[What to do]
Apart from the images, every record here needs to be copied exactly.

[The data]
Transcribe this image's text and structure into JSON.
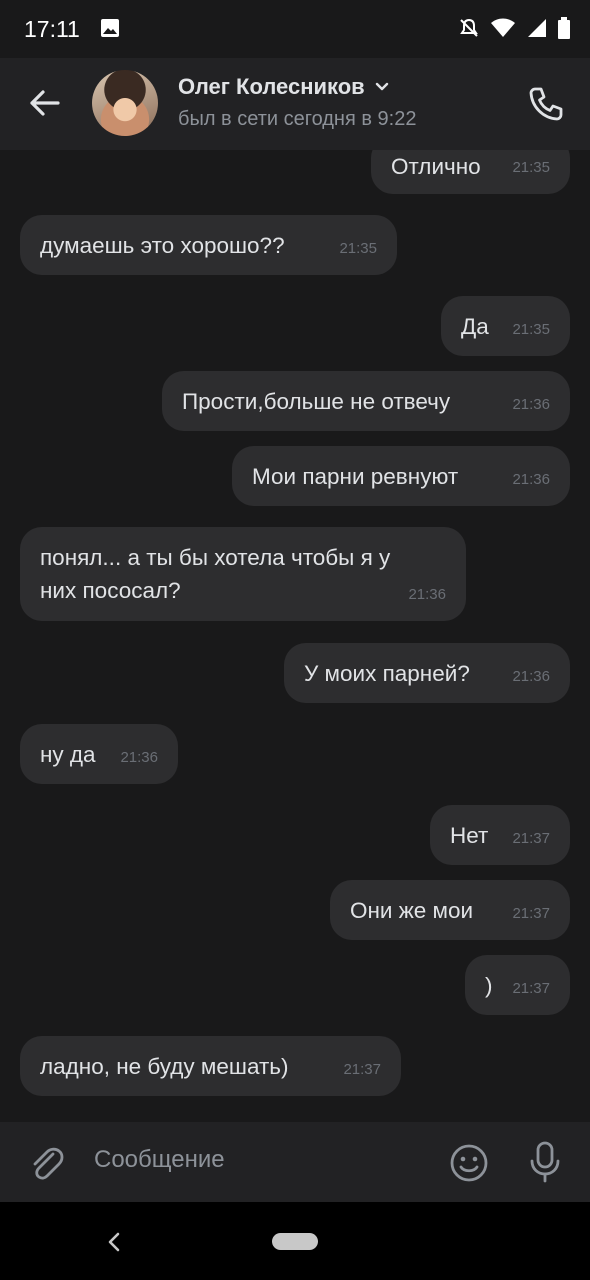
{
  "status_bar": {
    "time": "17:11"
  },
  "header": {
    "contact_name": "Олег Колесников",
    "last_seen": "был в сети сегодня в 9:22"
  },
  "messages": [
    {
      "from": "me",
      "text": "Отлично",
      "time": "21:35"
    },
    {
      "from": "them",
      "text": "думаешь это хорошо??",
      "time": "21:35"
    },
    {
      "from": "me",
      "text": "Да",
      "time": "21:35"
    },
    {
      "from": "me",
      "text": "Прости,больше не отвечу",
      "time": "21:36"
    },
    {
      "from": "me",
      "text": "Мои парни ревнуют",
      "time": "21:36"
    },
    {
      "from": "them",
      "text_line1": "понял... а ты бы хотела чтобы я у",
      "text_line2": "них пососал?",
      "time": "21:36"
    },
    {
      "from": "me",
      "text": "У моих парней?",
      "time": "21:36"
    },
    {
      "from": "them",
      "text": "ну да",
      "time": "21:36"
    },
    {
      "from": "me",
      "text": "Нет",
      "time": "21:37"
    },
    {
      "from": "me",
      "text": "Они же мои",
      "time": "21:37"
    },
    {
      "from": "me",
      "text": ")",
      "time": "21:37"
    },
    {
      "from": "them",
      "text": "ладно, не буду мешать)",
      "time": "21:37"
    }
  ],
  "composer": {
    "placeholder": "Сообщение"
  },
  "icons": {
    "back": "arrow-left-icon",
    "call": "phone-icon",
    "attach": "paperclip-icon",
    "emoji": "smiley-icon",
    "mic": "microphone-icon"
  },
  "colors": {
    "background": "#19191a",
    "bubble": "#2d2d2f",
    "text": "#e1e3e6",
    "secondary": "#8d9299"
  }
}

[Task result]
Transcribe this image's text and structure into JSON.
{
  "status_bar": {
    "time": "17:11"
  },
  "header": {
    "contact_name": "Олег Колесников",
    "last_seen": "был в сети сегодня в 9:22"
  },
  "messages": [
    {
      "from": "me",
      "text": "Отлично",
      "time": "21:35"
    },
    {
      "from": "them",
      "text": "думаешь это хорошо??",
      "time": "21:35"
    },
    {
      "from": "me",
      "text": "Да",
      "time": "21:35"
    },
    {
      "from": "me",
      "text": "Прости,больше не отвечу",
      "time": "21:36"
    },
    {
      "from": "me",
      "text": "Мои парни ревнуют",
      "time": "21:36"
    },
    {
      "from": "them",
      "text_line1": "понял... а ты бы хотела чтобы я у",
      "text_line2": "них пососал?",
      "time": "21:36"
    },
    {
      "from": "me",
      "text": "У моих парней?",
      "time": "21:36"
    },
    {
      "from": "them",
      "text": "ну да",
      "time": "21:36"
    },
    {
      "from": "me",
      "text": "Нет",
      "time": "21:37"
    },
    {
      "from": "me",
      "text": "Они же мои",
      "time": "21:37"
    },
    {
      "from": "me",
      "text": ")",
      "time": "21:37"
    },
    {
      "from": "them",
      "text": "ладно, не буду мешать)",
      "time": "21:37"
    }
  ],
  "composer": {
    "placeholder": "Сообщение"
  },
  "icons": {
    "back": "arrow-left-icon",
    "call": "phone-icon",
    "attach": "paperclip-icon",
    "emoji": "smiley-icon",
    "mic": "microphone-icon"
  },
  "colors": {
    "background": "#19191a",
    "bubble": "#2d2d2f",
    "text": "#e1e3e6",
    "secondary": "#8d9299"
  }
}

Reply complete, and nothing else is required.